What are you doing to get ahead of the herd?
By July 23, 2021– Published on
The Sky is Definitely Falling
If we are going by financial media headlines - the end is near. Our financial system is on the brink of collapse, runaway inflation is around the corner, the dollar is headed to zero, bitcoin will fix everything - although it is also a scam, and gold is either a useless relic or headed to $40,000/oz.
When I tell people I work in finance they often assume it is a serious and sophisticated community. Sometimes that makes me laugh.
Sensational headlines serve a purpose - they trigger the fight or flight response, and pull you on to a team - Team Gold, Team Market Crash, Team Inflation etc.
Joining a team is an innately human desire. Our origins on the African savannah were not suitable for independent living - humans lack the ability to outrun just about anything, we succeeded in our ability to cooperate.
But our longing for inclusion allows click hungry media platforms to tap our fear response with an us versus them option. I don’t read a lot of mainstream media, but I like the The Wall Street Journal. However this morning I had to pivot as the first WSJ headline read: “This is why you need to fear the Delta Variant” - Seducing me to join Team Quarantine, Team Lockdown or or Team Vaccination. Join the team. It’s us vs them.
I was recently attending a wedding in Idaho, where I found myself being peppered by a barbie look-a-like who was probably 7 cocktails deep - she was demanding to know if I was “blue or red” - it took me a minute - but soon realized she was referring to my political affiliation. Those were my choices - blue or red. Politics has been degraded to the same field as a kindergarten soccer team.
After conducting hundreds of content pieces on market trends, I can tell you it is no different in finance - the sensational extremists get the most press, while the moderate voices are often ignored. This is important to recognize, because although it is exciting to believe in one extreme or the other, time is the ultimate stress test, and generally finds reality somewhere in the middle. Life, (and the markets) are rarely this or that, but far more frequently, this and that.

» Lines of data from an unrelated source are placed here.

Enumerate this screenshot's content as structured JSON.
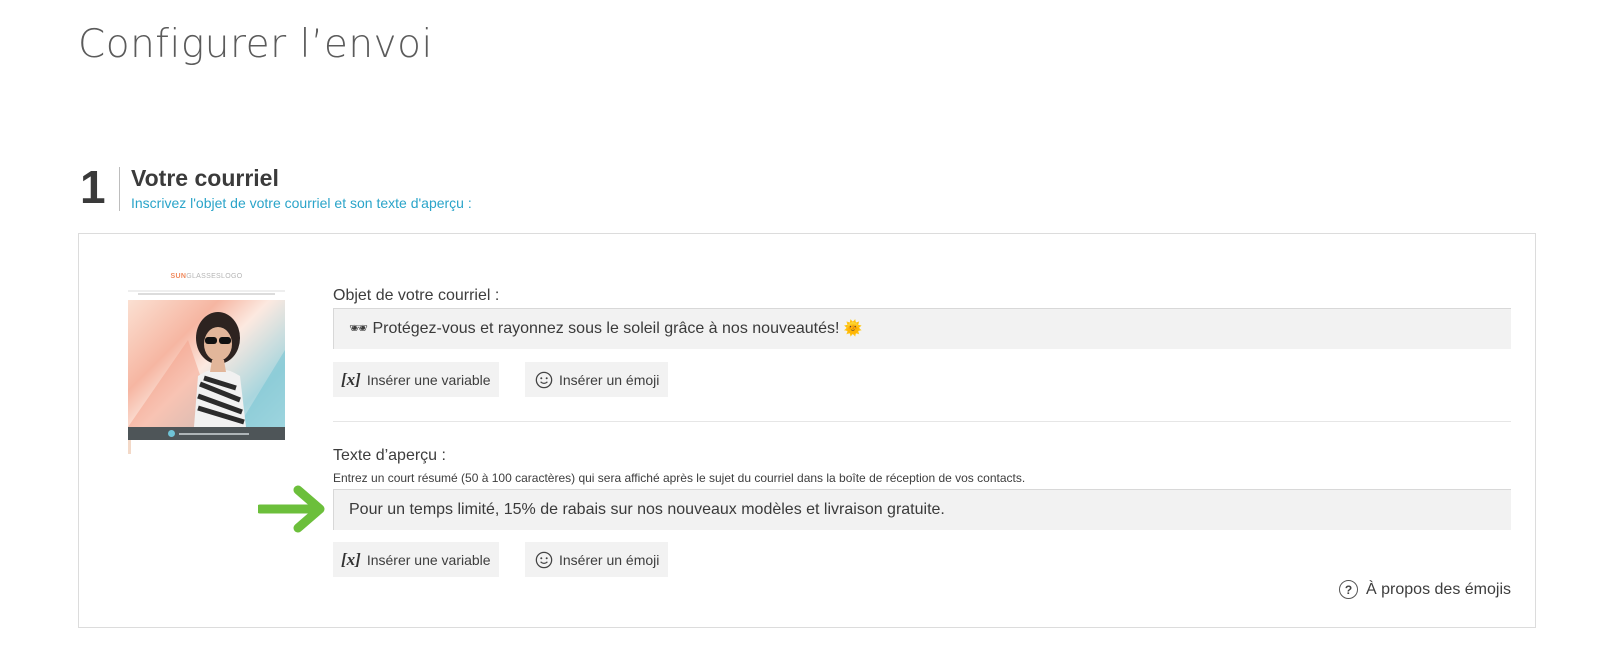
{
  "page": {
    "title": "Configurer l’envoi"
  },
  "step": {
    "number": "1",
    "title": "Votre courriel",
    "subtitle": "Inscrivez l'objet de votre courriel et son texte d'aperçu :"
  },
  "thumbnail": {
    "logo_accent": "SUN",
    "logo_main": "GLASSES",
    "logo_suffix": "LOGO"
  },
  "subject": {
    "label": "Objet de votre courriel :",
    "leading_emoji": "🕶",
    "value": "Protégez-vous et rayonnez sous le soleil grâce à nos nouveautés!",
    "trailing_emoji": "🌞"
  },
  "preview": {
    "label": "Texte d’aperçu :",
    "hint": "Entrez un court résumé (50 à 100 caractères) qui sera affiché après le sujet du courriel dans la boîte de réception de vos contacts.",
    "value": "Pour un temps limité, 15% de rabais sur nos nouveaux modèles et livraison gratuite."
  },
  "buttons": {
    "variable_icon": "[x]",
    "insert_variable": "Insérer une variable",
    "insert_emoji": "Insérer un émoji"
  },
  "about_emojis": {
    "icon": "?",
    "label": "À propos des émojis"
  },
  "colors": {
    "accent_blue": "#2aa4c9",
    "arrow_green": "#6cbf3b",
    "field_bg": "#f2f2f2"
  }
}
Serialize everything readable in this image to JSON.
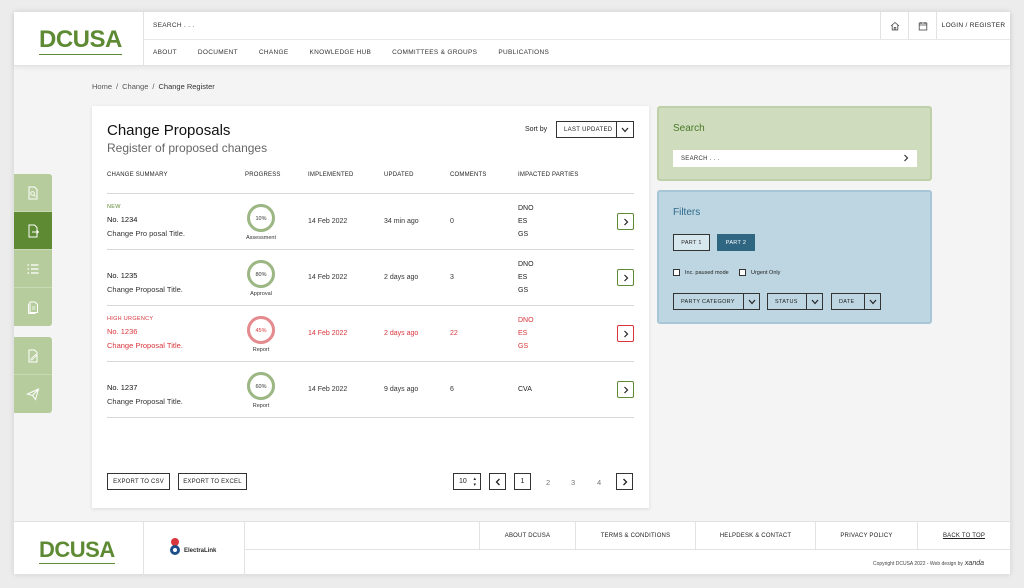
{
  "brand": {
    "logo_text": "DCUSA",
    "accent": "#5e8a34",
    "urgent": "#d8363c"
  },
  "header": {
    "search_placeholder": "SEARCH . . .",
    "nav": [
      "ABOUT",
      "DOCUMENT",
      "CHANGE",
      "KNOWLEDGE HUB",
      "COMMITTEES & GROUPS",
      "PUBLICATIONS"
    ],
    "icons": [
      "home-icon",
      "calendar-icon"
    ],
    "login": "LOGIN / REGISTER"
  },
  "breadcrumb": {
    "home": "Home",
    "change": "Change",
    "current": "Change Register",
    "separator": "/"
  },
  "sidebar": {
    "group1": [
      "document-search-icon",
      "document-export-icon",
      "list-icon",
      "document-stack-icon"
    ],
    "group2": [
      "document-edit-icon",
      "send-icon"
    ]
  },
  "main": {
    "title": "Change Proposals",
    "subtitle": "Register of proposed changes",
    "sort_label": "Sort by",
    "sort_value": "LAST UPDATED",
    "columns": [
      "CHANGE SUMMARY",
      "PROGRESS",
      "IMPLEMENTED",
      "UPDATED",
      "COMMENTS",
      "IMPACTED PARTIES"
    ],
    "rows": [
      {
        "tag": "NEW",
        "number": "No. 1234",
        "title": "Change Pro posal Title.",
        "progress_pct": "10%",
        "progress": 10,
        "stage": "Assessment",
        "implemented": "14 Feb 2022",
        "updated": "34 min ago",
        "comments": "0",
        "parties": [
          "DNO",
          "ES",
          "GS"
        ],
        "urgent": false
      },
      {
        "tag": "",
        "number": "No. 1235",
        "title": "Change Proposal Title.",
        "progress_pct": "80%",
        "progress": 80,
        "stage": "Approval",
        "implemented": "14 Feb 2022",
        "updated": "2 days ago",
        "comments": "3",
        "parties": [
          "DNO",
          "ES",
          "GS"
        ],
        "urgent": false
      },
      {
        "tag": "HIGH URGENCY",
        "number": "No. 1236",
        "title": "Change Proposal Title.",
        "progress_pct": "45%",
        "progress": 45,
        "stage": "Report",
        "implemented": "14 Feb 2022",
        "updated": "2 days ago",
        "comments": "22",
        "parties": [
          "DNO",
          "ES",
          "GS"
        ],
        "urgent": true
      },
      {
        "tag": "",
        "number": "No. 1237",
        "title": "Change Proposal Title.",
        "progress_pct": "60%",
        "progress": 60,
        "stage": "Report",
        "implemented": "14 Feb 2022",
        "updated": "9 days ago",
        "comments": "6",
        "parties": [
          "CVA"
        ],
        "urgent": false
      }
    ],
    "export_csv": "EXPORT TO CSV",
    "export_excel": "EXPORT TO EXCEL",
    "per_page": "10",
    "pages": [
      "1",
      "2",
      "3",
      "4"
    ],
    "current_page": "1"
  },
  "search_panel": {
    "title": "Search",
    "placeholder": "SEARCH . . ."
  },
  "filters": {
    "title": "Filters",
    "part1": "PART 1",
    "part2": "PART 2",
    "checkbox1": "Inc. paused mode",
    "checkbox2": "Urgent Only",
    "dropdowns": [
      "PARTY CATEGORY",
      "STATUS",
      "DATE"
    ]
  },
  "footer": {
    "logo_text": "DCUSA",
    "partner": "ElectraLink",
    "links": [
      "ABOUT DCUSA",
      "TERMS & CONDITIONS",
      "HELPDESK & CONTACT",
      "PRIVACY POLICY",
      "BACK TO TOP"
    ],
    "copyright": "Copyright DCUSA 2022 - Web design by",
    "designer": "xanda"
  }
}
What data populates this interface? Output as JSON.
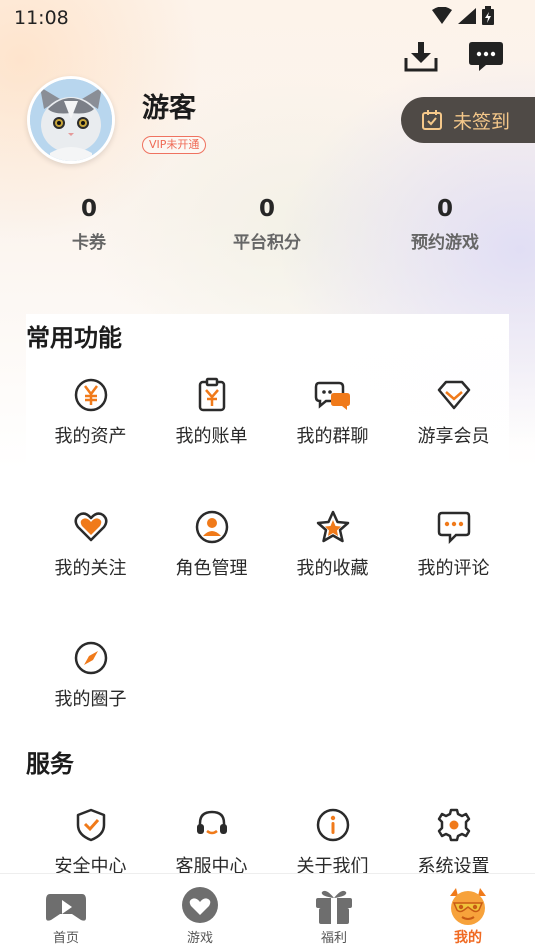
{
  "status_bar": {
    "time": "11:08"
  },
  "profile": {
    "username": "游客",
    "vip_badge": "VIP未开通",
    "checkin_label": "未签到"
  },
  "stats": [
    {
      "value": "0",
      "label": "卡券"
    },
    {
      "value": "0",
      "label": "平台积分"
    },
    {
      "value": "0",
      "label": "预约游戏"
    }
  ],
  "common_functions": {
    "title": "常用功能",
    "items": [
      {
        "label": "我的资产",
        "icon": "yuan-coin-icon"
      },
      {
        "label": "我的账单",
        "icon": "bill-icon"
      },
      {
        "label": "我的群聊",
        "icon": "group-chat-icon"
      },
      {
        "label": "游享会员",
        "icon": "diamond-icon"
      },
      {
        "label": "我的关注",
        "icon": "heart-icon"
      },
      {
        "label": "角色管理",
        "icon": "user-icon"
      },
      {
        "label": "我的收藏",
        "icon": "star-icon"
      },
      {
        "label": "我的评论",
        "icon": "comment-icon"
      },
      {
        "label": "我的圈子",
        "icon": "compass-icon"
      }
    ]
  },
  "services": {
    "title": "服务",
    "items": [
      {
        "label": "安全中心",
        "icon": "shield-icon"
      },
      {
        "label": "客服中心",
        "icon": "headset-icon"
      },
      {
        "label": "关于我们",
        "icon": "info-icon"
      },
      {
        "label": "系统设置",
        "icon": "gear-icon"
      }
    ]
  },
  "tabbar": [
    {
      "label": "首页",
      "icon": "gamepad-icon",
      "active": false
    },
    {
      "label": "游戏",
      "icon": "game-chat-icon",
      "active": false
    },
    {
      "label": "福利",
      "icon": "gift-icon",
      "active": false
    },
    {
      "label": "我的",
      "icon": "profile-face-icon",
      "active": true
    }
  ],
  "colors": {
    "accent": "#f07a1a",
    "checkin_bg": "#4f4a46",
    "checkin_text": "#f5c88a",
    "vip": "#ef6a55"
  }
}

Gold and bitcoin are both up, and down, depending on your time horizon.
Winning as an investor means separating yourself from the herd, even when 95% of media coverage is compelling you to join the pack. There is no contrarian bet within the crowd. Even if you are conditioned to see through the hyperbole, you can still be manipulated. Our actions are influenced far more subtly than we realize.
Here is an example:
A study at New York University gathered students in a classroom and divided them into two control groups. The members of each control group were presented with a random set of words. One group was presented with words that related to an ageing population - bald, gray, forgetful, Florida, etc. The second group was presented with words that had no correlation. The students were tasked with forming sentences around the set of words. All participants were informed that their words were chosen at random.
After the task had been completed, the students were sent to a second classroom down the hall. The short walk between classrooms was the real experiment - as predicted by the research team, the set of students that were given words associated with an ageing population walked down the hallway significantly slower than the others.
We like to think we are in control - and that we are aware of when we are being manipulated. But the students, when surveyed, claimed that they had shown no change in behavior.
In addition, the survey showed the students in the first control group had no suspicion that their words were correlated to old age.
This is an example of the priming effect. In this case, one control group was unknowingly primed with words that correlated to old age, and although completely unaware, their physical behavior was consistently impacted. The subtleties of the priming effect are often too nuanced for our brains to register. So given our vulnerabilities to influence, and the abundance of media attempts to sway our behavior - how can we increase our odds of independent critical thought?
Independent, critical thinking is a muscle that must be exercised regularly in order to gain strength, and exercised regularly to retain the gains we make. It is hard, so we need to become comfortable doing hard things.
Here is an experience share:
I quit drinking alcohol 5 years ago. It began as a one year experiment, I wanted to see if my life would change in any significant way. It did, and inspired me to double down on a second year - but separate from the health benefits, I found myself approaching other activities with an unconventional outlook.
It seems a small thing, but removing alcohol consumption removed me from the most common extra curricular social activity on the planet. You will be hard pressed to travel to any country where consuming alcohol is not the go-to choice for social engagement, relationship building and networking, celebrating success, relaxing from stress, and the list keeps going.
Emancipating myself from these habits took discipline. It was harder to celebrate or blow off steam. It demanded creativity in my networking, client management and relationship building. But it also increased my personal sovereignty and independence.
Swimming against any current, strengthens your ability to think and act like a maverick. And thinking like a maverick is how you spot the lie that no-one else is seeing. Critical thinking in the market is not an independent exercise.
What are you doing to get ahead of the herd?
I call this Sovereign Mindset, and I launched a podcast talking all about it.